Rights. This week, the right to “free”contraception has been the big news. That discussion assumes the right to have sex any time we want to and with whomever we want. Of course, men have exercised these rights since the beginning of time, and women, till the 20th century, were left to worry about (or not) pregnancy among themselves.
Americans are very keen on rights. We began our nationhood seeking the right to worship freely—as long as that worship was Christian and Protestant. Soon after we set our sights on that elusive “pursuit of happiness,” which quickly developed into the right to make as much money as possible, heedless of harm, and invent lots of new things to buy with it. For a century or more, that right was restricted to white men of a certain class. Granted, a relative few from the lower classes did manage to accumulate enormous wealth.
Then came the 20th Century. Women first began to demand to share rights with men. After World War II the right to wealth expanded to all white people. In the 60s people of color came to the table. Now an entire nation seems to agree to the universal right to obtain, have and do anything and everything–without cost if we can possibly find someone else to pay for it.

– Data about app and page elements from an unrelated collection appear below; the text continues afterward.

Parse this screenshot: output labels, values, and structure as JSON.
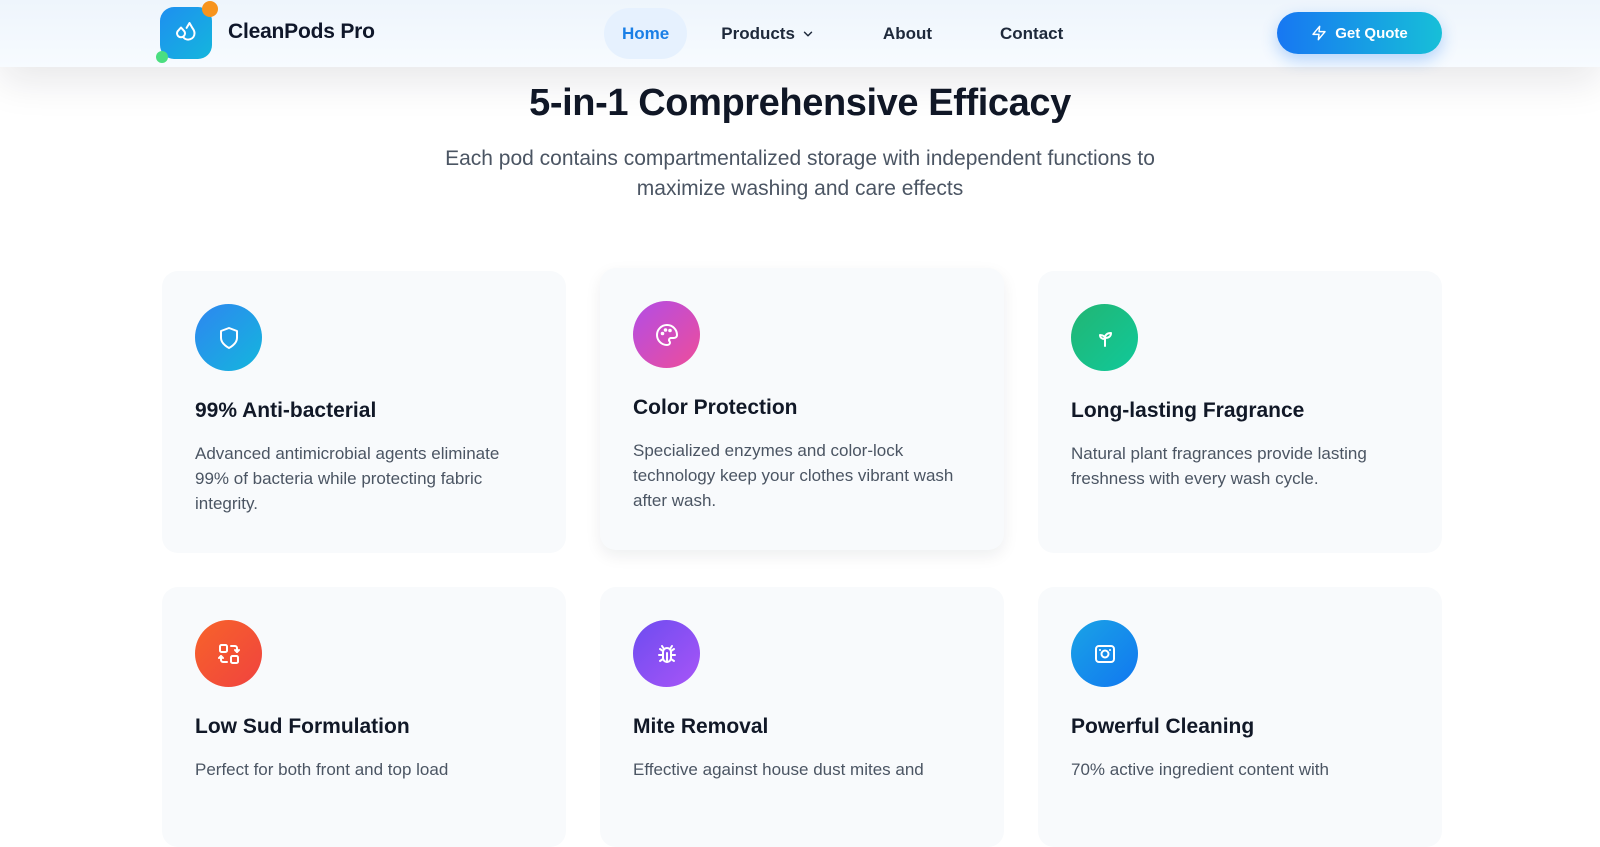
{
  "header": {
    "brand": "CleanPods Pro",
    "nav": {
      "home": "Home",
      "products": "Products",
      "about": "About",
      "contact": "Contact"
    },
    "cta_label": "Get Quote"
  },
  "section": {
    "title": "5-in-1 Comprehensive Efficacy",
    "subtitle": "Each pod contains compartmentalized storage with independent functions to maximize washing and care effects"
  },
  "features": [
    {
      "icon": "shield-icon",
      "title": "99% Anti-bacterial",
      "desc": "Advanced antimicrobial agents eliminate 99% of bacteria while protecting fabric integrity."
    },
    {
      "icon": "palette-icon",
      "title": "Color Protection",
      "desc": "Specialized enzymes and color-lock technology keep your clothes vibrant wash after wash."
    },
    {
      "icon": "sprout-icon",
      "title": "Long-lasting Fragrance",
      "desc": "Natural plant fragrances provide lasting freshness with every wash cycle."
    },
    {
      "icon": "swap-icon",
      "title": "Low Sud Formulation",
      "desc": "Perfect for both front and top load"
    },
    {
      "icon": "bug-icon",
      "title": "Mite Removal",
      "desc": "Effective against house dust mites and"
    },
    {
      "icon": "washing-machine-icon",
      "title": "Powerful Cleaning",
      "desc": "70% active ingredient content with"
    }
  ],
  "colors": {
    "accent": "#1a7fe6",
    "text_dark": "#111827",
    "text_muted": "#4b5563",
    "card_bg": "#f8fafc"
  }
}
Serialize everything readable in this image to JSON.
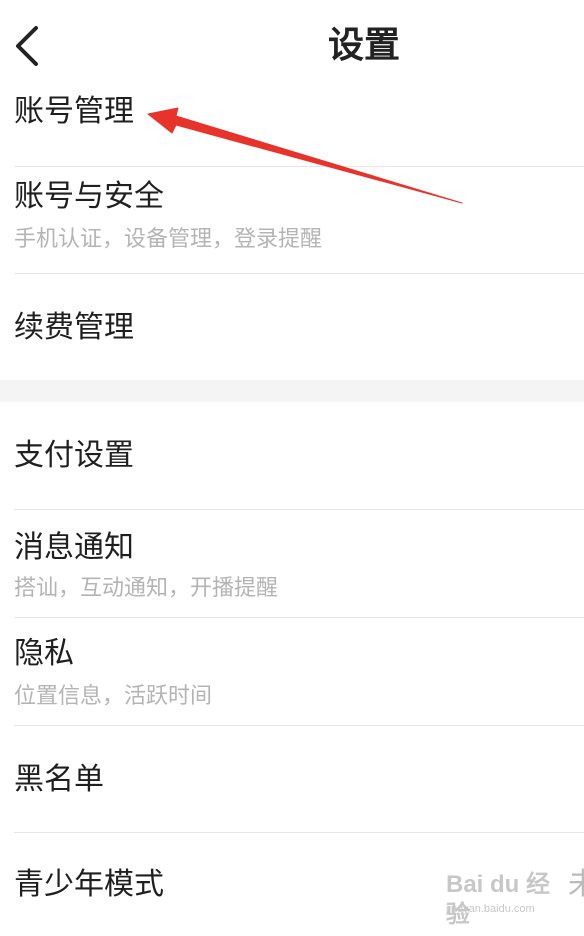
{
  "header": {
    "title": "设置",
    "back_icon": "chevron-left-icon"
  },
  "sections": [
    {
      "items": [
        {
          "title": "账号管理",
          "subtitle": ""
        },
        {
          "title": "账号与安全",
          "subtitle": "手机认证，设备管理，登录提醒"
        },
        {
          "title": "续费管理",
          "subtitle": ""
        }
      ]
    },
    {
      "items": [
        {
          "title": "支付设置",
          "subtitle": ""
        },
        {
          "title": "消息通知",
          "subtitle": "搭讪，互动通知，开播提醒"
        },
        {
          "title": "隐私",
          "subtitle": "位置信息，活跃时间"
        },
        {
          "title": "黑名单",
          "subtitle": ""
        },
        {
          "title": "青少年模式",
          "subtitle": "",
          "status": "未"
        }
      ]
    }
  ],
  "annotation": {
    "arrow_color": "#e8332b"
  },
  "watermark": {
    "logo_text": "Bai du 经验",
    "url": "jingyan.baidu.com"
  }
}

I don’t question that rights, if we must have them, should be shared among us all. What I question is whether or not rights are rooted in any kind of reality simply because we declare that they exist. I find no concept of rights in the gospels, virtually none in the entire New Testament, and absolutely none in my own experience of God. All is grace. Our flawed economies inevitably collapse, always because too many insist on too much. On smaller scales it happens all the time…and somehow, in some way grace covers the collapse. Who among us doesn’t have a story about such a transformation?
What if we lay aside our rights and siezed on grace? Even if only people of faith—those of us who claim to believe it—moved toward an economy of grace, gave up our rights and rediscovered love in service? Of course billions of people doing just that, at least to one degree or another, and that commitment to reality is what holds our society together, in spite of the prevailing struggles over rights. All is grace. If that is true, rights are a puny placebo for every ill, real or imagined. In America. In the Middle East. In our workplaces, schools, and places of worship. In our homes. Even in our bedrooms.
All is grace.
Ric — You might enjoy Kathryn Tanner’s book Economy of Grace.